(Photo by Matthew Stockman/Getty Images) /

The Nuggets have potential.  They always have potential.  What separates this class?

Jamal Murray’s steal and three free throws in Milwaukee was a star play.  Gary Harris’ Thunder-beater was a star play.  Jokic is simply a star.  This past season was their awakening.  No more passes, no more missed playoffs.  In two years, the Nuggets should be pushing for the NBA Finals.

The Core have the star potential. For Harris and Murray, the scoring averages need to press above 20 per game.  They both have favorable assist-to-turnover numbers.
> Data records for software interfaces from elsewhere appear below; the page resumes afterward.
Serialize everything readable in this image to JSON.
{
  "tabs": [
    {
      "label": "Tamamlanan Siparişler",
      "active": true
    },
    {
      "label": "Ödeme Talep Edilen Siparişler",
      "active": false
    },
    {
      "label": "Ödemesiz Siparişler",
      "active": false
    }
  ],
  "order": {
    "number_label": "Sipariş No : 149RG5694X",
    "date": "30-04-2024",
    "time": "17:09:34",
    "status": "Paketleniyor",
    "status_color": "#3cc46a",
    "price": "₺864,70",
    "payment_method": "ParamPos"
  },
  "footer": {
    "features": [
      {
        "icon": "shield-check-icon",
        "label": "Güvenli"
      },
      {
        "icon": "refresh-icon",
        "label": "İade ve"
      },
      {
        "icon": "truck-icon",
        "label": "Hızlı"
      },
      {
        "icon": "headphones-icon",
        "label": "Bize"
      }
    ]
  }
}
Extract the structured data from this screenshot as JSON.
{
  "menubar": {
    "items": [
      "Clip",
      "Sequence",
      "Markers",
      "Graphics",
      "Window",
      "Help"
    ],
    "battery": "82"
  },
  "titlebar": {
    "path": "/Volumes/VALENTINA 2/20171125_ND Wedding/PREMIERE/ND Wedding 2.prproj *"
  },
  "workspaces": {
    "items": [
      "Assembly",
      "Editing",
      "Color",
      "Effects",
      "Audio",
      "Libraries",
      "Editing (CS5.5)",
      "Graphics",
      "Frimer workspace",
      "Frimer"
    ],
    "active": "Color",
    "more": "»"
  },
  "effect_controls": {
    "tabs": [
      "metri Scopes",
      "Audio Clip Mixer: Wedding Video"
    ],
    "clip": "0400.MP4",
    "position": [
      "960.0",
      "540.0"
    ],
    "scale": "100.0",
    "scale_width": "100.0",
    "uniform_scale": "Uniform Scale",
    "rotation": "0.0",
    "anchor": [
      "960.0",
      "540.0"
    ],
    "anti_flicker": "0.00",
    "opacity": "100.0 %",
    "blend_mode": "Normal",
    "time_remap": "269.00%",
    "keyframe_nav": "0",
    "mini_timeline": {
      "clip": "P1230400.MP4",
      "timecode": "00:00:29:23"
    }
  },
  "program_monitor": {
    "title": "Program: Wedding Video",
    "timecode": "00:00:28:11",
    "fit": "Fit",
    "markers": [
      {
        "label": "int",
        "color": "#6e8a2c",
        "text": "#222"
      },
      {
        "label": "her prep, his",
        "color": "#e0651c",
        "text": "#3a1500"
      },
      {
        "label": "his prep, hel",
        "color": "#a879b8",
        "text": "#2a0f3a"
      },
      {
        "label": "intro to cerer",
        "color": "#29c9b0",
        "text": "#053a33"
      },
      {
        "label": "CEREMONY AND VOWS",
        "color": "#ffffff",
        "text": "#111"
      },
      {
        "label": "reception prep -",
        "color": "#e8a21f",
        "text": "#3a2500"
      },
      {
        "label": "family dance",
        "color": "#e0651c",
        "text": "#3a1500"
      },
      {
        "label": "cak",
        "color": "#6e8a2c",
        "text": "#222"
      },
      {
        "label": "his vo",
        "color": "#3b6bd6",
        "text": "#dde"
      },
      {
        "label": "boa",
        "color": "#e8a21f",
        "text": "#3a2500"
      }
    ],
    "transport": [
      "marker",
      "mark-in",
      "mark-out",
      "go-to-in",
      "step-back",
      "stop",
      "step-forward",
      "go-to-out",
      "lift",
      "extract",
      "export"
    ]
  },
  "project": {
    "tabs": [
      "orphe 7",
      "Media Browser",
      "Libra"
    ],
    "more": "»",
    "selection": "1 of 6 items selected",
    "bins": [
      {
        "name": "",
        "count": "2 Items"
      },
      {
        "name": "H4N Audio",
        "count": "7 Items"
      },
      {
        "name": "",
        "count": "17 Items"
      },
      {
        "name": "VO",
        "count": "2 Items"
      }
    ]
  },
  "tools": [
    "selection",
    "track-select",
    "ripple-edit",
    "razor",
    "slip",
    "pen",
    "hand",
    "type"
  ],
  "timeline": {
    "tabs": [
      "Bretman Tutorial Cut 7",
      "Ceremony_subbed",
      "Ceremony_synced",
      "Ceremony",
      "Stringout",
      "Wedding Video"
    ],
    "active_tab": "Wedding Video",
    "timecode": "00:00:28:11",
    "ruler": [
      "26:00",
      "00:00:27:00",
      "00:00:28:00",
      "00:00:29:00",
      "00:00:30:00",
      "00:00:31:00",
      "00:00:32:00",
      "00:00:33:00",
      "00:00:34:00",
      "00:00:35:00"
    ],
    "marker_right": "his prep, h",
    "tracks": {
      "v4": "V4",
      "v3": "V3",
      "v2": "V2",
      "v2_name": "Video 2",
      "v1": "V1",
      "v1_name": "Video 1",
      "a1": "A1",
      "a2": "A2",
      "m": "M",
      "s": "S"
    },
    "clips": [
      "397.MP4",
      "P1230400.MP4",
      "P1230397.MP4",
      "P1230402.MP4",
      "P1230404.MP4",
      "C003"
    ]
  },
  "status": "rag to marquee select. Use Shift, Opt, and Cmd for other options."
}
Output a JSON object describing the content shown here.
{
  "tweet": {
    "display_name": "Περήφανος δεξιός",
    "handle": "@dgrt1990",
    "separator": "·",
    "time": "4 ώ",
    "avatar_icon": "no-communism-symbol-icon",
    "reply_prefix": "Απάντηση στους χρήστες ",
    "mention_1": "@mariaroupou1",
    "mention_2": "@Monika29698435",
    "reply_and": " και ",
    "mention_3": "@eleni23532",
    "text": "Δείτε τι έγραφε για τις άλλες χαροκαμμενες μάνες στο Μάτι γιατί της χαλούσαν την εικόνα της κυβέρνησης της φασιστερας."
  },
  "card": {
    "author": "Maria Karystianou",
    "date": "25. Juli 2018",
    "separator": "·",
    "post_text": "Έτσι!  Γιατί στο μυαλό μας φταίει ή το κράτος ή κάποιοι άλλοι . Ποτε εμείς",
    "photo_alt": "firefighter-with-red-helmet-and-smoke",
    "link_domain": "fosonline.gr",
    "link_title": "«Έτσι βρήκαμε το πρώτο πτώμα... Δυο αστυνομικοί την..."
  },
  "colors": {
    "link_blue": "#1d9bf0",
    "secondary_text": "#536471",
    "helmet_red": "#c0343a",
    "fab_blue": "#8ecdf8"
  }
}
Here are the Nuggets clutch statistics according to  Clutch situations are the last five minutes of the game with the team up-or-down by no more than five points.  Denver performed average in clutch situations but their top-5 clutch players have pretty impressive stats.  Not coincidentally, it was also largely the starting-5 for the season-ending surge.  Jokic, Murray, Harris, Barton and Millsap all have significant aspects of clutch performance which mesh well.  Significant is that as a squad, the Nuggets make their free throws in clutch situations.  There’s no better measurement of star potential/power than clutch performance.

In the time before, the Nuggets premier player was Carmelo Anthony.  Here is a breakdown of the Thunder’s clutch stats for this past season.  Note that Anthony posts a dismal 28.9 FG% and an even more shocking 20.9 3PT% during clutch situations. This despite his average of 3.9 of the 5 minutes.  Here is Anthony’s final full season in Denver.  He averaged the most points in clutch time but was fifth in FG% and shot a disheartening 14.3% from three.  His stats compare unfavorably to the top-5 current Nuggets.  Three of those five are 23 or younger and Will Barton is just 25.

Where that leaves Denver is with a mission to get to that last five minutes within the five-points.  That’s where maturity and experience will impact this squad most.  A bounce pass instead of a behind-the-back pass here and there and maybe the Nuggets are still playing for us.  The West was that close this season.

With a highly competitive Midwest division promising to need the best effort of the Nuggets night-in and night-out and with a trio of stars-in-waiting, Denver’s NBA fortunes are bright.

The Nuggets fan in all of us may wonder how they’ll squander this but as a 40+ year fan, I see something different in this iteration.  Analytics is a dangerous game but the statistics linked above are real and solid.

We have players that get better as winning pressure increases. Several of them.  It matters that this isn’t a team with an image problem.  It matters that it doesn’t take 11 shots to score four points down the stretch of games.  Sometimes statistics are salve, soothing the knee-jerk need to tinker too much with this roster.

The Nuggets have some work to do around the edges and not a lot of room to do that work.  The Core, however is sound.

Our reward is coming, long-suffering Nuggets fans, this playoffs shows us there’s nothing out there for our team to fear.

Just a little more patience.